Lanai is Hawaii’s little gem, with no crowds, idyllic landscapes and a bay where dolphins come in to play with the tourists
Someone forgot to tell the giddy dolphins of Manele Bay
they’re supposed to play hard to get. Instead, practically every day they frolic and fling their way across the sea’s surface with infectious joie de vivre
, completely unfazed by the presence of grinning tourists, treading water and aching to join in the fun.
Hawaiian spinner dolphins, around two metres from nose to tail, are particularly playful, though according to animal experts, they come inshore to rest, so swimmers aren’t encouraged to try to get too close. But even at a respectful distance, their enthusiastic above-water acrobatics are mesmerising. They chuck themselves high in the air and whizz around as many as seven times before plunging back into the ocean.
They slap the waves with tail or head as the mood takes them, thought to be about communication – ‘Here I am, and I’m going thisaway’ - and apparently they also do it just because they can. I really like that idea. Whatever the cause, these little mammals provide reason alone why your next holiday should be in this exact place.
Formerly both a cattle ranch and a pineapple plantation, Lanai calls itself Hawaii’s Most Enticing Island, and that’s no surprise. The third smallest of the US state’s eight main islands, the tiny, pristine paradise lies a 25-minute flight from the busy, built-up capital, Honolulu on Oahu. There couldn’t be a greater contrast between the two. Lanai is only 13 miles wide and 18 miles long, with a population of around 3,000.
The island’s community is centred around the quaint old plantation town of Lanai City – somebody’s got a sense of humour, as it couldn’t look less like a city for most international visitors. For tourists, apart from one guesthouse, there are two fabulous and very different luxury resorts, both Four Seasons: one at Lanai Manele Bay
and the Lodge at Koele
Four Seasons Manele Bay
is, in a word, fabulous. It has 236 luxurious guest rooms and suites, though you’d never think it had that many, as the atmosphere of the place is boutique and intimate. Some rooms overlook the gorgeous landscaped gardens; others have beautiful views over Manele Bay, Hulopo’e Bay and the Pacific Ocean beyond. Each has cosy comforts including melt-into bed and marble bathroom, luxury touches such as LCD TV and high-speed internet access, and private terrace or balcony.
There’s a fantastic pool, a spa offering pampering including Hawaiian speciality lomi lomi massages, restaurants serving delicious local cuisine, and a choice of comfy bars and lounges to relax. And, a short walk away, there’s a wonderful soft-sand beach where you can go snorkelling or sit in comfort on a sun lounger and watch that amazing marine life I mentioned earlier. From December to April, Lanai is also the home for migrating humpback whales, and whale and dolphin boat excursions are available.
The other Four Seasons property on Lanai is the Lodge at Koele
, a gracious country manor within the island’s central highlands, hidden in greenery and surrounded by lawns, in complete contrast to its seaside sister. The Lodge

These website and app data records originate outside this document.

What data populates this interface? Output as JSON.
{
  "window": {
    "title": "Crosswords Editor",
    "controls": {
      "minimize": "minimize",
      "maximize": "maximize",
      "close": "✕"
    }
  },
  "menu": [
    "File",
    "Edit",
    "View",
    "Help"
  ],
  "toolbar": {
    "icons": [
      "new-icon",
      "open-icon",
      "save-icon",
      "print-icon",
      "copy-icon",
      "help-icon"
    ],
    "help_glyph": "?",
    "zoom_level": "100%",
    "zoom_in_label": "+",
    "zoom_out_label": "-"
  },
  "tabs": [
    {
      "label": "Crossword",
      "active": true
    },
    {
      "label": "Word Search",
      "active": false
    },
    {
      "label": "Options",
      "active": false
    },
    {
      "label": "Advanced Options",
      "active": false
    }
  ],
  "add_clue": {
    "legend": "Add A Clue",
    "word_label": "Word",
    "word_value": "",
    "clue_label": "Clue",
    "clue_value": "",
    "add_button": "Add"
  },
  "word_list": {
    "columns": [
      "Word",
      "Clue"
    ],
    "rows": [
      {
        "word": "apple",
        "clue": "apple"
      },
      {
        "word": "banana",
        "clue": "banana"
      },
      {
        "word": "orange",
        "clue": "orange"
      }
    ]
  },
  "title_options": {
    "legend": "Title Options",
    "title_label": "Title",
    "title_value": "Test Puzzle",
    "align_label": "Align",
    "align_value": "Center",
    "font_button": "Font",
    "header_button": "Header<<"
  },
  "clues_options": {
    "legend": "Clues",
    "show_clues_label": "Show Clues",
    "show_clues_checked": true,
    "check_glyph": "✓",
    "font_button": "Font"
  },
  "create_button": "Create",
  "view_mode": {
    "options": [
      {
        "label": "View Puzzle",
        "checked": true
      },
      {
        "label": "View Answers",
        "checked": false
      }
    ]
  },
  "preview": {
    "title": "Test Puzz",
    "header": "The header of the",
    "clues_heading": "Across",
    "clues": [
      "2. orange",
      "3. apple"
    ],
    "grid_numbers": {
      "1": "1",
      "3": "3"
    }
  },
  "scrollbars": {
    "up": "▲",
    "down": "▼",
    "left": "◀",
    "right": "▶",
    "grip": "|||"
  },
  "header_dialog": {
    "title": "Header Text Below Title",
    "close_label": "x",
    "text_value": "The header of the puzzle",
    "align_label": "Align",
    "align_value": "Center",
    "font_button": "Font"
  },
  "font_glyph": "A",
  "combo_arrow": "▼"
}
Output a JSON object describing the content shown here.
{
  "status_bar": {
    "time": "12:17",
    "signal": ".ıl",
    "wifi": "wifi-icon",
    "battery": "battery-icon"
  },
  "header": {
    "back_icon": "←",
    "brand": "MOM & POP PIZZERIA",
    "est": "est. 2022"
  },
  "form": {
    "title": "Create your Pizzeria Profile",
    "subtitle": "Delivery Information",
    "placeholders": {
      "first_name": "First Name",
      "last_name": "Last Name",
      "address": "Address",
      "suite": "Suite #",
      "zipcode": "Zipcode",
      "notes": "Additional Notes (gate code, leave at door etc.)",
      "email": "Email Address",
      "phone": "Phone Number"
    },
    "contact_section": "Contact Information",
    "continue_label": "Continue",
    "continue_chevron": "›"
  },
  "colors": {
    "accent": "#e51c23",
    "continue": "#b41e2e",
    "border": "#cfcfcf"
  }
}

has 102 rooms and suites, some with stone fireplace, a comfy-cosy lounge to read and take in, and grounds to explore that hold an orchid house, old Hawaiian church and riding stables. You won’t be surprised to learn horseback riding, croquet, bowling, tennis and hiking are on offer to guests, and there are also two championship golf courses.
Seeing the sights
Stay at both resorts and it feels like you’ve been to two separate countries, not two resorts on the same island. The whole place offers a gentle playground for visitors, and Four Seasons certainly know how to look after their guests, whether you’re there for your honeymoon, special celebration or treat. But there is some sightseeing to be done on four-wheel excursions, should you tire of being busy doing nothing – nothing too taxing, though.
Highlights include the strange lunar-like landscapes and giant rocks of Keahiakawelo, the so-called Garden of the Gods. Hikers will love the picturesque Munro Trail for views of neighbouring islands Maui, Molokai, Kahoolawe, Oahu and Hawaii’s Big Island. Or there are plenty of less energetic walks to be done.
There’s also Sweetheart Rock, a towering rock rising out of the sea between Hulopo’e Bay and Manele Bay, with a bit of sad story attached. According to legend, a jealous warrior from Lanai kept a beautiful maiden hidden in a sea cave near the rock, so no other man could see her. One day a storm came in and she was drowned. The heartbroken warrior buried her body in a tomb at the top of the rock that can still be seen today - then leaped to his death.
Cheer yourself up with a little retail therapy in Lanai City, which has many delightful little shops and art galleries, including that of artist Mike Carroll, where you can buy a painting of your favourite view to take home as a lovely souvenir. Mine, of course, is of Manele Bay – and it had to have dolphins in it.